[Material shown]
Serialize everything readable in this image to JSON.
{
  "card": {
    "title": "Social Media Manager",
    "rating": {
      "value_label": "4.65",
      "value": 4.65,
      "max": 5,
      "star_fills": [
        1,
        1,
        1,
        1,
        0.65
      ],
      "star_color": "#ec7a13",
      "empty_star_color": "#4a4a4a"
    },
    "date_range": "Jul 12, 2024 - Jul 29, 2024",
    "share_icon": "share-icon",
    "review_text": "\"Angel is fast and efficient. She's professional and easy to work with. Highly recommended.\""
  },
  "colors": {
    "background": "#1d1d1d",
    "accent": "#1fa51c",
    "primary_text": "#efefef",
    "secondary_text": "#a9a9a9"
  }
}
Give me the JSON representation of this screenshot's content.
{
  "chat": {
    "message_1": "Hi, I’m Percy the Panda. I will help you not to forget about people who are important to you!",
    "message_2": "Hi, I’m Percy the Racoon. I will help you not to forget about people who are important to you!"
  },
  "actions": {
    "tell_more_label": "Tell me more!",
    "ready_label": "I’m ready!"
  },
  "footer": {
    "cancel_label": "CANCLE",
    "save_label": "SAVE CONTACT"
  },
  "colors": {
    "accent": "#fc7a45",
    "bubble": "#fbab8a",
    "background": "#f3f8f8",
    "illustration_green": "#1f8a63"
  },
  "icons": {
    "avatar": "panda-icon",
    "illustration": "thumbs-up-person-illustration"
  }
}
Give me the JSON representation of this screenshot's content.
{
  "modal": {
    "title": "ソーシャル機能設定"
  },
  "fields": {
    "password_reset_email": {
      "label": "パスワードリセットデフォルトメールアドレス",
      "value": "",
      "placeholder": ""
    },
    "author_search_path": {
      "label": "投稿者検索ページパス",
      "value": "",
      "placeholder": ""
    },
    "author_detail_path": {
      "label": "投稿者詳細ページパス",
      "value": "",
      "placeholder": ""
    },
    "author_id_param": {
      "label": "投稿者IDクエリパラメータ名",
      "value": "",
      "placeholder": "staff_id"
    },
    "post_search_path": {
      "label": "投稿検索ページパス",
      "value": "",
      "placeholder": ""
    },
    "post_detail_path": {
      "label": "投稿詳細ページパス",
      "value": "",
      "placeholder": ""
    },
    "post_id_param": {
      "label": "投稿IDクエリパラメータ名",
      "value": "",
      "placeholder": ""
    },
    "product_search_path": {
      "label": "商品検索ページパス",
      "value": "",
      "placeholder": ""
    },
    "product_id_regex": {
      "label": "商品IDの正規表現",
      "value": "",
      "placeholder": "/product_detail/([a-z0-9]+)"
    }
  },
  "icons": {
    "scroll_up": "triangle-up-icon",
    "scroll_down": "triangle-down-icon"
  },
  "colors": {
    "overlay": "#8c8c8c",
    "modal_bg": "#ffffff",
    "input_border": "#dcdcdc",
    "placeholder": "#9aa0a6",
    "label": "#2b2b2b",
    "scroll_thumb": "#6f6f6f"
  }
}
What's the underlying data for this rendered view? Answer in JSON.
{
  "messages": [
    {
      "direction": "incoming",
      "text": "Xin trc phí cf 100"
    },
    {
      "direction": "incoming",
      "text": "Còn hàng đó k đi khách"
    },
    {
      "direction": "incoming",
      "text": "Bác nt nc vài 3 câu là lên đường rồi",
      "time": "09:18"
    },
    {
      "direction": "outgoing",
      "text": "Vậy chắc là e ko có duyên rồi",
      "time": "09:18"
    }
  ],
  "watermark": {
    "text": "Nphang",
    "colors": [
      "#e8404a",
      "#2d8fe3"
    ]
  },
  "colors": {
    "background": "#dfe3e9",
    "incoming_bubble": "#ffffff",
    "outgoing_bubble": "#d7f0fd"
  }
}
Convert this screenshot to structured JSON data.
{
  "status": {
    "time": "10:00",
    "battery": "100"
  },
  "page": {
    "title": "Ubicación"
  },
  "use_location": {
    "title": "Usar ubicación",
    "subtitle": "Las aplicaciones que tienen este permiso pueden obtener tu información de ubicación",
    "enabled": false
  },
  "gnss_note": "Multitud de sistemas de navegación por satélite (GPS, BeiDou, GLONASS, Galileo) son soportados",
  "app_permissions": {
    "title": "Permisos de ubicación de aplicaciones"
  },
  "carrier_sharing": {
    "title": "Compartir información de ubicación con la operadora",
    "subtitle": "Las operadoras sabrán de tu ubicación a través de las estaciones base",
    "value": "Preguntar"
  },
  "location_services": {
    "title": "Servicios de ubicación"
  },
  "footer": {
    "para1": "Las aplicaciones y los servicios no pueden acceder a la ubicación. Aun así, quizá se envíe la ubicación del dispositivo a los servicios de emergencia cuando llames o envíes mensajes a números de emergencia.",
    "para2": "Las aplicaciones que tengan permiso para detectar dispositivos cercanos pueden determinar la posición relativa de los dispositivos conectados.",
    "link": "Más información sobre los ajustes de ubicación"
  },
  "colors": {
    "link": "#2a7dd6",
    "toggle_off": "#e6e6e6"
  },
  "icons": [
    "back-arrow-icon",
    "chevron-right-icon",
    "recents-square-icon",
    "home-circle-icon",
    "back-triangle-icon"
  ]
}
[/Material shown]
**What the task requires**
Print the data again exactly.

**Solution to the problem**
Serialize everything readable in this image to JSON.
{
  "card": {
    "title": "Social Media Manager",
    "rating": {
      "value_label": "4.65",
      "value": 4.65,
      "max": 5,
      "star_fills": [
        1,
        1,
        1,
        1,
        0.65
      ],
      "star_color": "#ec7a13",
      "empty_star_color": "#4a4a4a"
    },
    "date_range": "Jul 12, 2024 - Jul 29, 2024",
    "share_icon": "share-icon",
    "review_text": "\"Angel is fast and efficient. She's professional and easy to work with. Highly recommended.\""
  },
  "colors": {
    "background": "#1d1d1d",
    "accent": "#1fa51c",
    "primary_text": "#efefef",
    "secondary_text": "#a9a9a9"
  }
}
Give me the JSON representation of this screenshot's content.
{
  "chat": {
    "message_1": "Hi, I’m Percy the Panda. I will help you not to forget about people who are important to you!",
    "message_2": "Hi, I’m Percy the Racoon. I will help you not to forget about people who are important to you!"
  },
  "actions": {
    "tell_more_label": "Tell me more!",
    "ready_label": "I’m ready!"
  },
  "footer": {
    "cancel_label": "CANCLE",
    "save_label": "SAVE CONTACT"
  },
  "colors": {
    "accent": "#fc7a45",
    "bubble": "#fbab8a",
    "background": "#f3f8f8",
    "illustration_green": "#1f8a63"
  },
  "icons": {
    "avatar": "panda-icon",
    "illustration": "thumbs-up-person-illustration"
  }
}
Give me the JSON representation of this screenshot's content.
{
  "modal": {
    "title": "ソーシャル機能設定"
  },
  "fields": {
    "password_reset_email": {
      "label": "パスワードリセットデフォルトメールアドレス",
      "value": "",
      "placeholder": ""
    },
    "author_search_path": {
      "label": "投稿者検索ページパス",
      "value": "",
      "placeholder": ""
    },
    "author_detail_path": {
      "label": "投稿者詳細ページパス",
      "value": "",
      "placeholder": ""
    },
    "author_id_param": {
      "label": "投稿者IDクエリパラメータ名",
      "value": "",
      "placeholder": "staff_id"
    },
    "post_search_path": {
      "label": "投稿検索ページパス",
      "value": "",
      "placeholder": ""
    },
    "post_detail_path": {
      "label": "投稿詳細ページパス",
      "value": "",
      "placeholder": ""
    },
    "post_id_param": {
      "label": "投稿IDクエリパラメータ名",
      "value": "",
      "placeholder": ""
    },
    "product_search_path": {
      "label": "商品検索ページパス",
      "value": "",
      "placeholder": ""
    },
    "product_id_regex": {
      "label": "商品IDの正規表現",
      "value": "",
      "placeholder": "/product_detail/([a-z0-9]+)"
    }
  },
  "icons": {
    "scroll_up": "triangle-up-icon",
    "scroll_down": "triangle-down-icon"
  },
  "colors": {
    "overlay": "#8c8c8c",
    "modal_bg": "#ffffff",
    "input_border": "#dcdcdc",
    "placeholder": "#9aa0a6",
    "label": "#2b2b2b",
    "scroll_thumb": "#6f6f6f"
  }
}
What's the underlying data for this rendered view? Answer in JSON.
{
  "messages": [
    {
      "direction": "incoming",
      "text": "Xin trc phí cf 100"
    },
    {
      "direction": "incoming",
      "text": "Còn hàng đó k đi khách"
    },
    {
      "direction": "incoming",
      "text": "Bác nt nc vài 3 câu là lên đường rồi",
      "time": "09:18"
    },
    {
      "direction": "outgoing",
      "text": "Vậy chắc là e ko có duyên rồi",
      "time": "09:18"
    }
  ],
  "watermark": {
    "text": "Nphang",
    "colors": [
      "#e8404a",
      "#2d8fe3"
    ]
  },
  "colors": {
    "background": "#dfe3e9",
    "incoming_bubble": "#ffffff",
    "outgoing_bubble": "#d7f0fd"
  }
}
Convert this screenshot to structured JSON data.
{
  "status": {
    "time": "10:00",
    "battery": "100"
  },
  "page": {
    "title": "Ubicación"
  },
  "use_location": {
    "title": "Usar ubicación",
    "subtitle": "Las aplicaciones que tienen este permiso pueden obtener tu información de ubicación",
    "enabled": false
  },
  "gnss_note": "Multitud de sistemas de navegación por satélite (GPS, BeiDou, GLONASS, Galileo) son soportados",
  "app_permissions": {
    "title": "Permisos de ubicación de aplicaciones"
  },
  "carrier_sharing": {
    "title": "Compartir información de ubicación con la operadora",
    "subtitle": "Las operadoras sabrán de tu ubicación a través de las estaciones base",
    "value": "Preguntar"
  },
  "location_services": {
    "title": "Servicios de ubicación"
  },
  "footer": {
    "para1": "Las aplicaciones y los servicios no pueden acceder a la ubicación. Aun así, quizá se envíe la ubicación del dispositivo a los servicios de emergencia cuando llames o envíes mensajes a números de emergencia.",
    "para2": "Las aplicaciones que tengan permiso para detectar dispositivos cercanos pueden determinar la posición relativa de los dispositivos conectados.",
    "link": "Más información sobre los ajustes de ubicación"
  },
  "colors": {
    "link": "#2a7dd6",
    "toggle_off": "#e6e6e6"
  },
  "icons": [
    "back-arrow-icon",
    "chevron-right-icon",
    "recents-square-icon",
    "home-circle-icon",
    "back-triangle-icon"
  ]
}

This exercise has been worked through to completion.